We must deal with our Troubles legacy: Long
Alliance MP Naomi Long has called on the Secretary of State to hold talks to discuss how best to deal with the legacy of the Troubles.
The Irish Presidential election and offer of compensation to the Bloody Sunday families has again raised the problems of dealing with Northern Ireland's past.
The East Belfast MP wants all-party talks on the issue.
She said that dealing with Troubles' legacy cannot be ignored.
"Over the past week, we have seen how the past continues to cast a long shadow over our future, reasserting itself in ways and at times of its own choosing, and that will continue if we do not address the issue," she said.
Sinn Fein's Martin McGuinness has had to deal with difficult questions about his IRA past since announcing his candidacy for the Irish Presidency.
There has also been a mixed reaction to the offer by the MoD of compensation to the families of those killed or wounded by the army in Londonderry on Bloody Sunday in 1972.
"I am calling on the Secretary of State, Owen Paterson, to convene talks as soon as possible amongst parties here to get started on agreeing a way forward," said Mrs Long.
"He has acknowledged that political consensus is required to take the process forward and that, on this most sensitive of issues, such consensus will be hard to achieve.
"It needs to be actively pursued with local parties and I believe the Secretary of State has a duty to drive that process forward. Convening a meeting with local political parties would be a good starting point."
The Alliance MP would also like to see some of the recommendations from the controversial Eames-Bradley report implemented to help victims and their families move on.
"Sadly, the controversy which surrounded the proposed £12,000 recognition payment entirely overshadowed the rest of the Eames-Bradley Report, which whilst not perfect, provided a credible basis on which a process could be built.

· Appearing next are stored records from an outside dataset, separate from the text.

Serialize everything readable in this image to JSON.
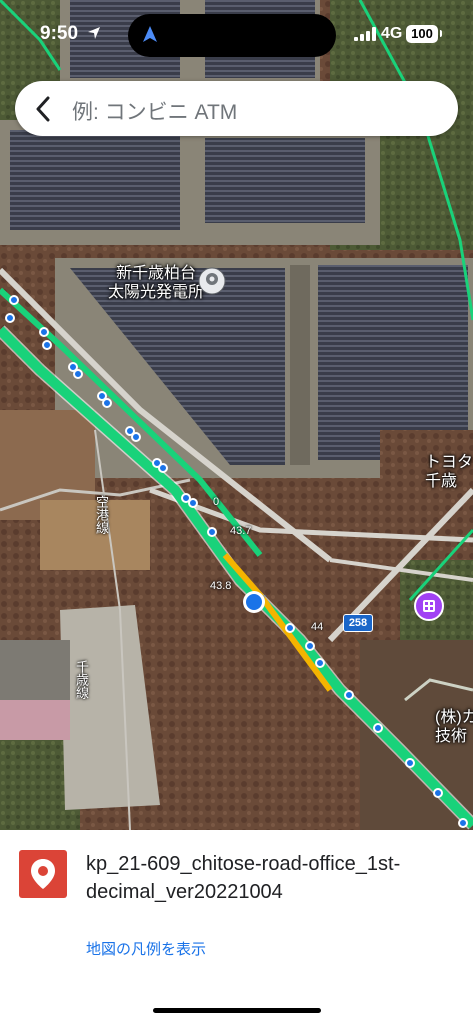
{
  "status_bar": {
    "time": "9:50",
    "network": "4G",
    "battery": "100"
  },
  "search": {
    "placeholder": "例: コンビニ ATM"
  },
  "map": {
    "place_labels": [
      {
        "line1": "新千歳柏台",
        "line2": "太陽光発電所"
      },
      {
        "line1": "トヨタ",
        "line2": "千歳"
      },
      {
        "line1": "(株)カ",
        "line2": "技術"
      }
    ],
    "road_names": [
      "空港線",
      "千歳線"
    ],
    "kp_labels": [
      "0",
      "43.7",
      "43.8",
      "44"
    ],
    "route_shield": "258"
  },
  "sheet": {
    "layer_title": "kp_21-609_chitose-road-office_1st-decimal_ver20221004",
    "legend_link": "地図の凡例を表示"
  },
  "colors": {
    "route_green": "#19d27a",
    "route_yellow": "#f4b400",
    "marker_blue": "#1a73e8",
    "layer_red": "#db4437"
  }
}
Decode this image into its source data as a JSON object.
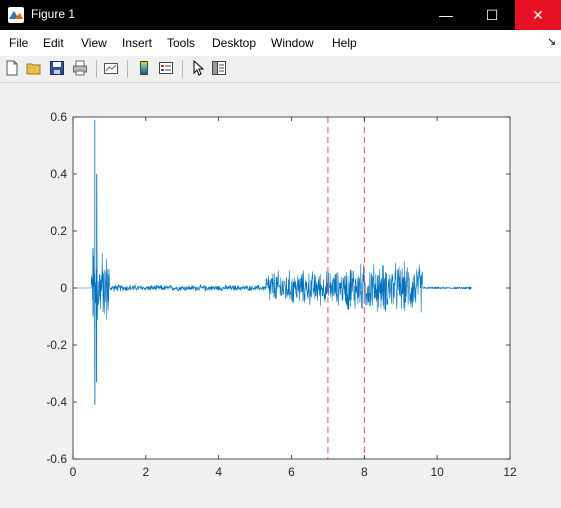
{
  "window": {
    "title": "Figure 1",
    "icon": "matlab-figure-icon"
  },
  "window_controls": {
    "minimize": "—",
    "maximize": "☐",
    "close": "✕"
  },
  "menu": [
    "File",
    "Edit",
    "View",
    "Insert",
    "Tools",
    "Desktop",
    "Window",
    "Help"
  ],
  "menu_overflow": "↘",
  "toolbar": [
    "new-figure-icon",
    "open-file-icon",
    "save-icon",
    "print-icon",
    "link-plot-icon",
    "insert-colorbar-icon",
    "insert-legend-icon",
    "edit-plot-cursor-icon",
    "property-editor-icon"
  ],
  "colors": {
    "signal": "#0072bd",
    "marker_lines": "#d9534f",
    "close_button": "#e81123"
  },
  "chart_data": {
    "type": "line",
    "title": "",
    "xlabel": "",
    "ylabel": "",
    "xlim": [
      0,
      12
    ],
    "ylim": [
      -0.6,
      0.6
    ],
    "xticks": [
      "0",
      "2",
      "4",
      "6",
      "8",
      "10",
      "12"
    ],
    "yticks": [
      "0.6",
      "0.4",
      "0.2",
      "0",
      "-0.2",
      "-0.4",
      "-0.6"
    ],
    "grid": false,
    "vertical_lines": [
      {
        "x": 7,
        "style": "dashed"
      },
      {
        "x": 8,
        "style": "dashed"
      }
    ],
    "signal": {
      "x_start": 0,
      "x_end": 10.9,
      "peaks": [
        {
          "x": 0.6,
          "max": 0.59,
          "min": -0.41
        },
        {
          "x": 0.65,
          "max": 0.4,
          "min": -0.33
        },
        {
          "x": 0.55,
          "max": 0.14,
          "min": -0.1
        }
      ],
      "segments": [
        {
          "x0": 0.0,
          "x1": 0.5,
          "amplitude": 0.0
        },
        {
          "x0": 0.5,
          "x1": 1.0,
          "amplitude": 0.15
        },
        {
          "x0": 1.0,
          "x1": 1.7,
          "amplitude": 0.015
        },
        {
          "x0": 1.7,
          "x1": 5.3,
          "amplitude": 0.012
        },
        {
          "x0": 5.3,
          "x1": 7.5,
          "amplitude": 0.07
        },
        {
          "x0": 7.5,
          "x1": 9.6,
          "amplitude": 0.1
        },
        {
          "x0": 9.6,
          "x1": 10.9,
          "amplitude": 0.004
        }
      ]
    }
  }
}
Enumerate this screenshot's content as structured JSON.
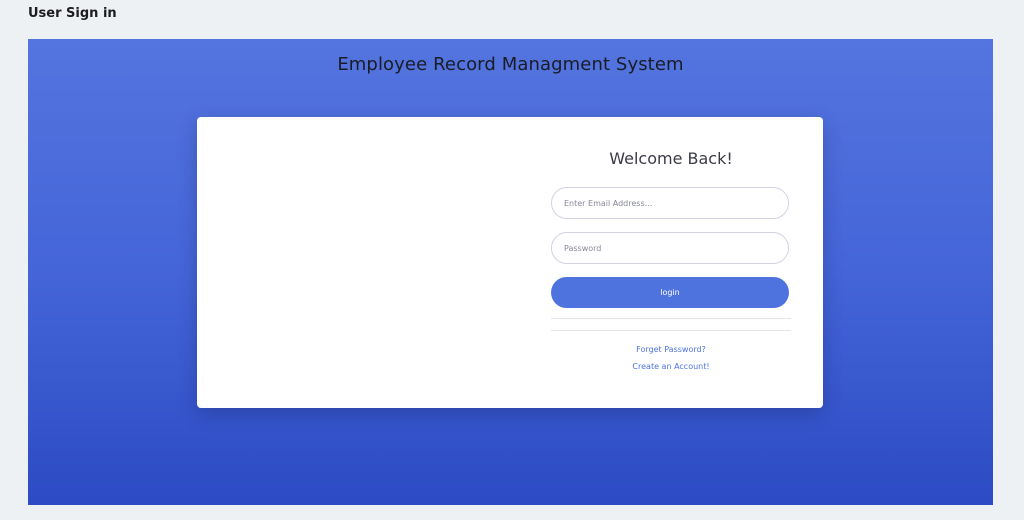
{
  "page": {
    "heading": "User Sign in"
  },
  "hero": {
    "title": "Employee Record Managment System"
  },
  "login_form": {
    "welcome": "Welcome Back!",
    "email_placeholder": "Enter Email Address...",
    "password_placeholder": "Password",
    "login_label": "login",
    "forgot_link": "Forget Password?",
    "create_link": "Create an Account!"
  },
  "colors": {
    "accent": "#4e73df",
    "gradient_top": "#5474df",
    "gradient_bottom": "#2c4bc4",
    "page_background": "#eef1f4"
  }
}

"The central recommendation for a legacy commission with four separate elements of reconciliation, investigations, information recovery and thematic issues, offered a structure which could give coherence to those elements of existing good practice and in a context focused on building a shared future."